Rock god Robert Plant and bluegrass legend Alison Krauss did it once, with their 2007 collaboration Raising Sand. It was a smash hit, winning six Grammys (including Record and Album of the Year) and becoming one of the most commercially successful releases in both artists’ careers.
Both Plant and Krauss refrained from committing to a second collaborative effort in the years since, citing the need for the appropriate songs and circumstances before even considering it. The stars, finally, have aligned and with the support of producer T Bone Burnett and a team of ace musicians, Plant and Krauss have reunited for Raise the Roof, providing a more-than-worthy follow-up experience.
Much of Raise the Roof is comparable to Raising Sand. Amid a similar running length and number of tracks, Burnett maintains a similar sonic hue.

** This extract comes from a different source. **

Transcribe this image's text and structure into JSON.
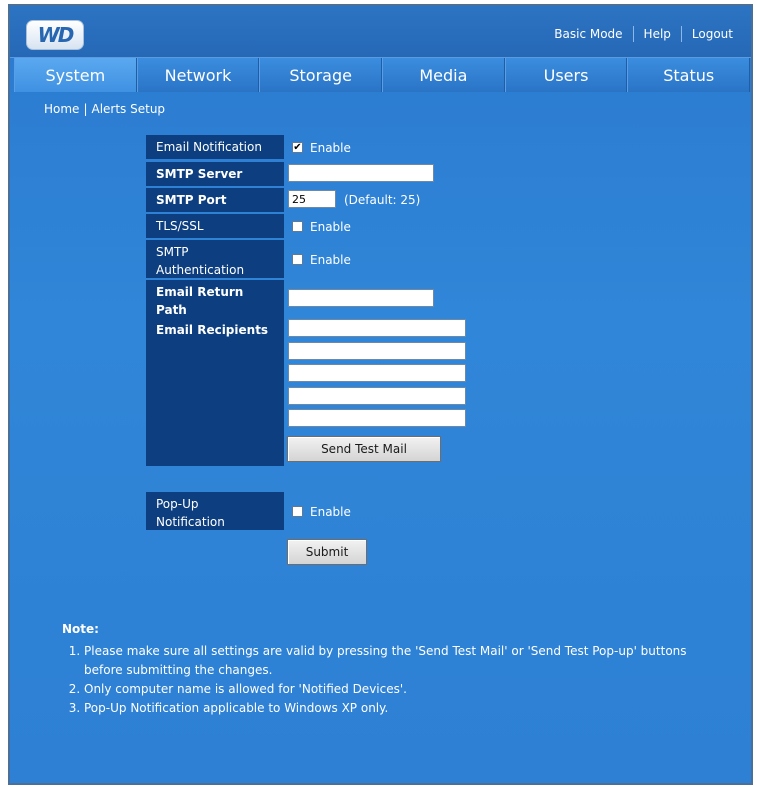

But what helps Raise the Roof stand on its own is the track selection, which incorporates a few styles unexplored on its predecessor.
The album opens with a cover of Calexico’s “Quattro (World Drifts In).” It’s relatively straightforward, matching the dramatic sweep of the original song, but what makes it interesting is how it marks a shift in perspective for Plant and Krauss away from the Mississippi Delta and toward Latin and Southwestern folk.
The most fun incorporation is that of soul and doo-wop. Krauss takes the lead for an elegant spin on Betty Harris’ “Trouble With My Lover.” She really transforms it, taking the big, brassy outsized sound of the original and turning it into a dark, moodier lamentation, with Plant providing subtle backing vocals on the chorus. The pair switch roles on the succeeding song, “Searching for My Love,” a track originally performed by Bobby Moore and the Rhythm Aces in 1966. They maintain the original melody, Plant hearkens back to his mid-1980s Honeydrippers project with his croon, and Krauss tops it off with note-perfect harmonies on the chorus. It’s utterly sublime.
Elsewhere, Plant and Krauss stick with the tried-and-true and it works. If you dug “Gone Gone Gone” on Raising Sand, you’ll love “Can’t Let Go,” a Randy Weeks song originally covered by Lucinda Williams. The electric blues of “High and Lonesome” — the album’s lone original song, written by Burnett and Plant — and “Somebody Was Watching Over Me” are winners that allow Plant to operate in his musical comfort zone. “Last Kind Words Blues” should feel a bit redundant considering Burnett produced a brilliant version of it for Rhiannon Giddens about five years ago, but Krauss successfully imbues it with her own personality and heartfelt vocals.
To take this back to the beginning, how many times can you capture lightning in a bottle? If you’re Robert Plant and Alison Krauss, the answer is at least twice. Hopefully it doesn’t take another 14 years to see if it can happen again.